(Exercise data)
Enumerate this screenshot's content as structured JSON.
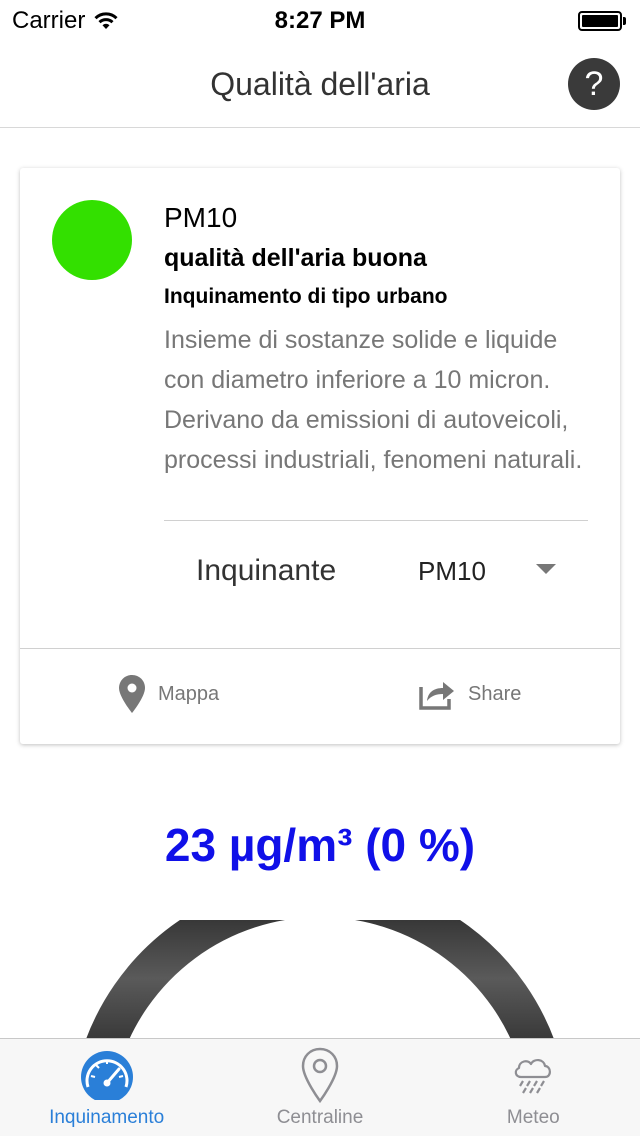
{
  "status_bar": {
    "carrier": "Carrier",
    "time": "8:27 PM"
  },
  "nav": {
    "title": "Qualità dell'aria",
    "help_label": "?"
  },
  "card": {
    "status_color": "#33e000",
    "title": "PM10",
    "quality": "qualità dell'aria buona",
    "type": "Inquinamento di tipo urbano",
    "description": "Insieme di sostanze solide e liquide con diametro inferiore a 10 micron. Derivano da emissioni di autoveicoli, processi industriali, fenomeni naturali.",
    "select": {
      "label": "Inquinante",
      "value": "PM10"
    },
    "actions": {
      "map_label": "Mappa",
      "share_label": "Share"
    }
  },
  "reading": {
    "text": "23 µg/m³ (0 %)",
    "color": "#1010e8"
  },
  "tabs": [
    {
      "label": "Inquinamento",
      "icon": "speedometer-icon",
      "active": true
    },
    {
      "label": "Centraline",
      "icon": "map-pin-icon",
      "active": false
    },
    {
      "label": "Meteo",
      "icon": "rain-cloud-icon",
      "active": false
    }
  ],
  "colors": {
    "accent": "#2a7fd8",
    "good": "#33e000"
  }
}
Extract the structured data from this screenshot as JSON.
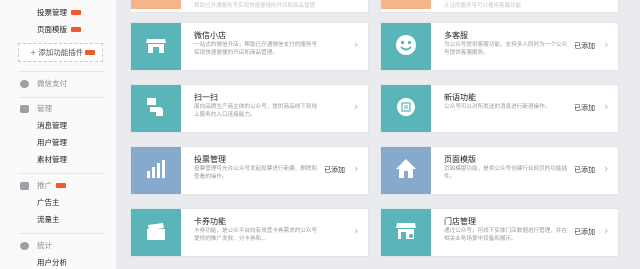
{
  "sidebar": {
    "top_items": [
      {
        "label": "投票管理",
        "badge": true
      },
      {
        "label": "页面模版",
        "badge": true
      }
    ],
    "add_plugin": {
      "icon": "plus-icon",
      "label": "添加功能插件",
      "badge": true
    },
    "groups": [
      {
        "icon": "wechat-pay-icon",
        "label": "微信支付",
        "items": []
      },
      {
        "icon": "manage-icon",
        "label": "管理",
        "items": [
          "消息管理",
          "用户管理",
          "素材管理"
        ]
      },
      {
        "icon": "promote-icon",
        "label": "推广",
        "badge": true,
        "items": [
          "广告主",
          "流量主"
        ]
      },
      {
        "icon": "stats-icon",
        "label": "统计",
        "items": [
          "用户分析"
        ]
      }
    ]
  },
  "cards": [
    {
      "name": "wechat-store",
      "title": "微信小店",
      "desc": "一站式的微信开店，帮助已开通微信支付的服务号实现快速便捷的开店和商品管理。",
      "status": "",
      "icon": "store-icon",
      "color": "#5ab5b8"
    },
    {
      "name": "customer-service",
      "title": "多客服",
      "desc": "为公众号提供客服功能，支持多人同时为一个公众号提供客服服务。",
      "status": "已添加",
      "icon": "smile-icon",
      "color": "#5ab5b8"
    },
    {
      "name": "scan",
      "title": "扫一扫",
      "desc": "面向品牌生产商主体的公众号，提供商品线下到线上服务的入口连接能力。",
      "status": "",
      "icon": "scan-hand-icon",
      "color": "#5ab5b8"
    },
    {
      "name": "new-reply",
      "title": "新语功能",
      "desc": "公众号可以对所发送的消息进行新语操作。",
      "status": "已添加",
      "icon": "reply-icon",
      "color": "#5ab5b8"
    },
    {
      "name": "vote-manage",
      "title": "投票管理",
      "desc": "投票管理可允许公众号发起投票进行新建、删除和查看的操作。",
      "status": "已添加",
      "icon": "bar-chart-icon",
      "color": "#86a9cc"
    },
    {
      "name": "page-template",
      "title": "页面模版",
      "desc": "页面模版功能，是将公众号创建行业网页的功能插件。",
      "status": "已添加",
      "icon": "home-icon",
      "color": "#86a9cc"
    },
    {
      "name": "card-coupon",
      "title": "卡券功能",
      "desc": "卡券功能，是公众平台向有效营卡券需求的公众号提供的推广发放、分卡券和...",
      "status": "",
      "icon": "card-icon",
      "color": "#5ab5b8"
    },
    {
      "name": "store-manage",
      "title": "门店管理",
      "desc": "通过公众号，可线下实体门店数据进行管理，并在相关业务场景中设备和展示。",
      "status": "已添加",
      "icon": "shop-icon",
      "color": "#5ab5b8"
    }
  ],
  "top_faint_text": [
    "帮助已开通服务号实现快速便捷的开店和商品管理",
    "认证的服务号可以使用客服功能"
  ]
}
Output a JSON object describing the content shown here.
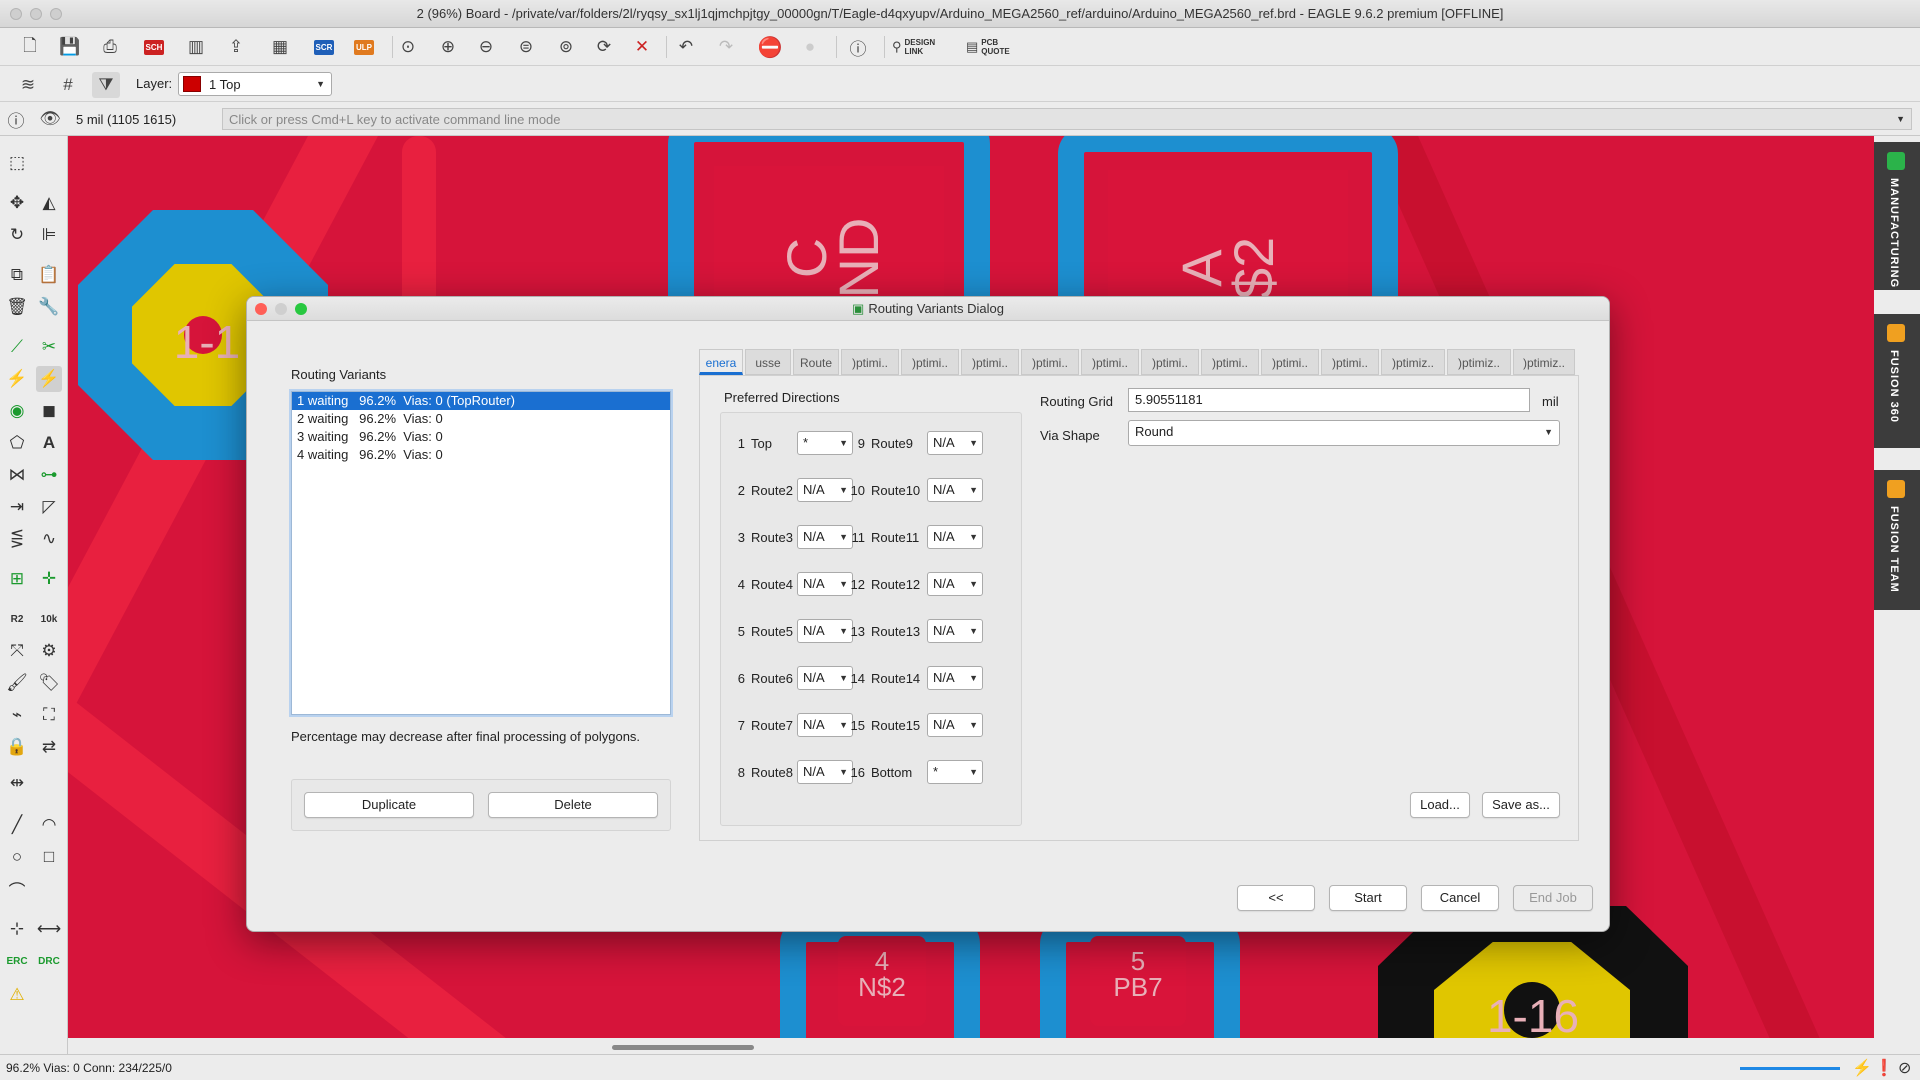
{
  "window": {
    "title": "2 (96%) Board - /private/var/folders/2l/ryqsy_sx1lj1qjmchpjtgy_00000gn/T/Eagle-d4qxyupv/Arduino_MEGA2560_ref/arduino/Arduino_MEGA2560_ref.brd - EAGLE 9.6.2 premium [OFFLINE]"
  },
  "toolbar": {
    "sch_label": "SCH",
    "scr_label": "SCR",
    "ulp_label": "ULP",
    "design_link": "DESIGN\nLINK",
    "pcb_quote": "PCB\nQUOTE",
    "layer_label": "Layer:",
    "layer_value": "1 Top",
    "layer_color": "#cc0000"
  },
  "command": {
    "coordinates": "5 mil (1105 1615)",
    "placeholder": "Click or press Cmd+L key to activate command line mode"
  },
  "canvas": {
    "pads": [
      "1-1",
      "C\nND",
      "A\n$2",
      "4\nN$2",
      "5\nPB7",
      "1-16"
    ]
  },
  "right_tabs": [
    "MANUFACTURING",
    "FUSION 360",
    "FUSION TEAM"
  ],
  "status": {
    "text": "96.2%  Vias: 0  Conn: 234/225/0"
  },
  "dialog": {
    "title": "Routing Variants Dialog",
    "variants_label": "Routing Variants",
    "variants": [
      "1 waiting   96.2%  Vias: 0 (TopRouter)",
      "2 waiting   96.2%  Vias: 0",
      "3 waiting   96.2%  Vias: 0",
      "4 waiting   96.2%  Vias: 0"
    ],
    "note": "Percentage may decrease after final processing of polygons.",
    "duplicate": "Duplicate",
    "delete": "Delete",
    "tabs": [
      "enera",
      "usse",
      "Route",
      ")ptimi..",
      ")ptimi..",
      ")ptimi..",
      ")ptimi..",
      ")ptimi..",
      ")ptimi..",
      ")ptimi..",
      ")ptimi..",
      ")ptimi..",
      ")ptimiz..",
      ")ptimiz..",
      ")ptimiz.."
    ],
    "preferred_directions": "Preferred Directions",
    "layers_left": [
      {
        "num": "1",
        "name": "Top",
        "value": "*"
      },
      {
        "num": "2",
        "name": "Route2",
        "value": "N/A"
      },
      {
        "num": "3",
        "name": "Route3",
        "value": "N/A"
      },
      {
        "num": "4",
        "name": "Route4",
        "value": "N/A"
      },
      {
        "num": "5",
        "name": "Route5",
        "value": "N/A"
      },
      {
        "num": "6",
        "name": "Route6",
        "value": "N/A"
      },
      {
        "num": "7",
        "name": "Route7",
        "value": "N/A"
      },
      {
        "num": "8",
        "name": "Route8",
        "value": "N/A"
      }
    ],
    "layers_right": [
      {
        "num": "9",
        "name": "Route9",
        "value": "N/A"
      },
      {
        "num": "10",
        "name": "Route10",
        "value": "N/A"
      },
      {
        "num": "11",
        "name": "Route11",
        "value": "N/A"
      },
      {
        "num": "12",
        "name": "Route12",
        "value": "N/A"
      },
      {
        "num": "13",
        "name": "Route13",
        "value": "N/A"
      },
      {
        "num": "14",
        "name": "Route14",
        "value": "N/A"
      },
      {
        "num": "15",
        "name": "Route15",
        "value": "N/A"
      },
      {
        "num": "16",
        "name": "Bottom",
        "value": "*"
      }
    ],
    "routing_grid_label": "Routing Grid",
    "routing_grid_value": "5.90551181",
    "routing_grid_unit": "mil",
    "via_shape_label": "Via Shape",
    "via_shape_value": "Round",
    "load": "Load...",
    "save_as": "Save as...",
    "back": "<<",
    "start": "Start",
    "cancel": "Cancel",
    "end_job": "End Job"
  }
}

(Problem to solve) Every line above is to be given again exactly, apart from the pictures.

(Exercise output)
Enumerate this screenshot's content as structured JSON.
{
  "status_bar": {
    "carrier": "Carrier",
    "time": "8:27 PM"
  },
  "nav": {
    "title": "Qualità dell'aria",
    "help_label": "?"
  },
  "card": {
    "status_color": "#33e000",
    "title": "PM10",
    "quality": "qualità dell'aria buona",
    "type": "Inquinamento di tipo urbano",
    "description": "Insieme di sostanze solide e liquide con diametro inferiore a 10 micron. Derivano da emissioni di autoveicoli, processi industriali, fenomeni naturali.",
    "select": {
      "label": "Inquinante",
      "value": "PM10"
    },
    "actions": {
      "map_label": "Mappa",
      "share_label": "Share"
    }
  },
  "reading": {
    "text": "23 µg/m³ (0 %)",
    "color": "#1010e8"
  },
  "tabs": [
    {
      "label": "Inquinamento",
      "icon": "speedometer-icon",
      "active": true
    },
    {
      "label": "Centraline",
      "icon": "map-pin-icon",
      "active": false
    },
    {
      "label": "Meteo",
      "icon": "rain-cloud-icon",
      "active": false
    }
  ],
  "colors": {
    "accent": "#2a7fd8",
    "good": "#33e000"
  }
}
Extract the structured data from this screenshot as JSON.
{
  "sidebar": {
    "top_items": [
      {
        "label": "投票管理",
        "badge": true
      },
      {
        "label": "页面模版",
        "badge": true
      }
    ],
    "add_plugin": {
      "icon": "plus-icon",
      "label": "添加功能插件",
      "badge": true
    },
    "groups": [
      {
        "icon": "wechat-pay-icon",
        "label": "微信支付",
        "items": []
      },
      {
        "icon": "manage-icon",
        "label": "管理",
        "items": [
          "消息管理",
          "用户管理",
          "素材管理"
        ]
      },
      {
        "icon": "promote-icon",
        "label": "推广",
        "badge": true,
        "items": [
          "广告主",
          "流量主"
        ]
      },
      {
        "icon": "stats-icon",
        "label": "统计",
        "items": [
          "用户分析"
        ]
      }
    ]
  },
  "cards": [
    {
      "name": "wechat-store",
      "title": "微信小店",
      "desc": "一站式的微信开店，帮助已开通微信支付的服务号实现快速便捷的开店和商品管理。",
      "status": "",
      "icon": "store-icon",
      "color": "#5ab5b8"
    },
    {
      "name": "customer-service",
      "title": "多客服",
      "desc": "为公众号提供客服功能，支持多人同时为一个公众号提供客服服务。",
      "status": "已添加",
      "icon": "smile-icon",
      "color": "#5ab5b8"
    },
    {
      "name": "scan",
      "title": "扫一扫",
      "desc": "面向品牌生产商主体的公众号，提供商品线下到线上服务的入口连接能力。",
      "status": "",
      "icon": "scan-hand-icon",
      "color": "#5ab5b8"
    },
    {
      "name": "new-reply",
      "title": "新语功能",
      "desc": "公众号可以对所发送的消息进行新语操作。",
      "status": "已添加",
      "icon": "reply-icon",
      "color": "#5ab5b8"
    },
    {
      "name": "vote-manage",
      "title": "投票管理",
      "desc": "投票管理可允许公众号发起投票进行新建、删除和查看的操作。",
      "status": "已添加",
      "icon": "bar-chart-icon",
      "color": "#86a9cc"
    },
    {
      "name": "page-template",
      "title": "页面模版",
      "desc": "页面模版功能，是将公众号创建行业网页的功能插件。",
      "status": "已添加",
      "icon": "home-icon",
      "color": "#86a9cc"
    },
    {
      "name": "card-coupon",
      "title": "卡券功能",
      "desc": "卡券功能，是公众平台向有效营卡券需求的公众号提供的推广发放、分卡券和...",
      "status": "",
      "icon": "card-icon",
      "color": "#5ab5b8"
    },
    {
      "name": "store-manage",
      "title": "门店管理",
      "desc": "通过公众号，可线下实体门店数据进行管理，并在相关业务场景中设备和展示。",
      "status": "已添加",
      "icon": "shop-icon",
      "color": "#5ab5b8"
    }
  ],
  "top_faint_text": [
    "帮助已开通服务号实现快速便捷的开店和商品管理",
    "认证的服务号可以使用客服功能"
  ]
}
Output a JSON object describing the content shown here.
{
  "window": {
    "title": "2 (96%) Board - /private/var/folders/2l/ryqsy_sx1lj1qjmchpjtgy_00000gn/T/Eagle-d4qxyupv/Arduino_MEGA2560_ref/arduino/Arduino_MEGA2560_ref.brd - EAGLE 9.6.2 premium [OFFLINE]"
  },
  "toolbar": {
    "sch_label": "SCH",
    "scr_label": "SCR",
    "ulp_label": "ULP",
    "design_link": "DESIGN\nLINK",
    "pcb_quote": "PCB\nQUOTE",
    "layer_label": "Layer:",
    "layer_value": "1 Top",
    "layer_color": "#cc0000"
  },
  "command": {
    "coordinates": "5 mil (1105 1615)",
    "placeholder": "Click or press Cmd+L key to activate command line mode"
  },
  "canvas": {
    "pads": [
      "1-1",
      "C\nND",
      "A\n$2",
      "4\nN$2",
      "5\nPB7",
      "1-16"
    ]
  },
  "right_tabs": [
    "MANUFACTURING",
    "FUSION 360",
    "FUSION TEAM"
  ],
  "status": {
    "text": "96.2%  Vias: 0  Conn: 234/225/0"
  },
  "dialog": {
    "title": "Routing Variants Dialog",
    "variants_label": "Routing Variants",
    "variants": [
      "1 waiting   96.2%  Vias: 0 (TopRouter)",
      "2 waiting   96.2%  Vias: 0",
      "3 waiting   96.2%  Vias: 0",
      "4 waiting   96.2%  Vias: 0"
    ],
    "note": "Percentage may decrease after final processing of polygons.",
    "duplicate": "Duplicate",
    "delete": "Delete",
    "tabs": [
      "enera",
      "usse",
      "Route",
      ")ptimi..",
      ")ptimi..",
      ")ptimi..",
      ")ptimi..",
      ")ptimi..",
      ")ptimi..",
      ")ptimi..",
      ")ptimi..",
      ")ptimi..",
      ")ptimiz..",
      ")ptimiz..",
      ")ptimiz.."
    ],
    "preferred_directions": "Preferred Directions",
    "layers_left": [
      {
        "num": "1",
        "name": "Top",
        "value": "*"
      },
      {
        "num": "2",
        "name": "Route2",
        "value": "N/A"
      },
      {
        "num": "3",
        "name": "Route3",
        "value": "N/A"
      },
      {
        "num": "4",
        "name": "Route4",
        "value": "N/A"
      },
      {
        "num": "5",
        "name": "Route5",
        "value": "N/A"
      },
      {
        "num": "6",
        "name": "Route6",
        "value": "N/A"
      },
      {
        "num": "7",
        "name": "Route7",
        "value": "N/A"
      },
      {
        "num": "8",
        "name": "Route8",
        "value": "N/A"
      }
    ],
    "layers_right": [
      {
        "num": "9",
        "name": "Route9",
        "value": "N/A"
      },
      {
        "num": "10",
        "name": "Route10",
        "value": "N/A"
      },
      {
        "num": "11",
        "name": "Route11",
        "value": "N/A"
      },
      {
        "num": "12",
        "name": "Route12",
        "value": "N/A"
      },
      {
        "num": "13",
        "name": "Route13",
        "value": "N/A"
      },
      {
        "num": "14",
        "name": "Route14",
        "value": "N/A"
      },
      {
        "num": "15",
        "name": "Route15",
        "value": "N/A"
      },
      {
        "num": "16",
        "name": "Bottom",
        "value": "*"
      }
    ],
    "routing_grid_label": "Routing Grid",
    "routing_grid_value": "5.90551181",
    "routing_grid_unit": "mil",
    "via_shape_label": "Via Shape",
    "via_shape_value": "Round",
    "load": "Load...",
    "save_as": "Save as...",
    "back": "<<",
    "start": "Start",
    "cancel": "Cancel",
    "end_job": "End Job"
  }
}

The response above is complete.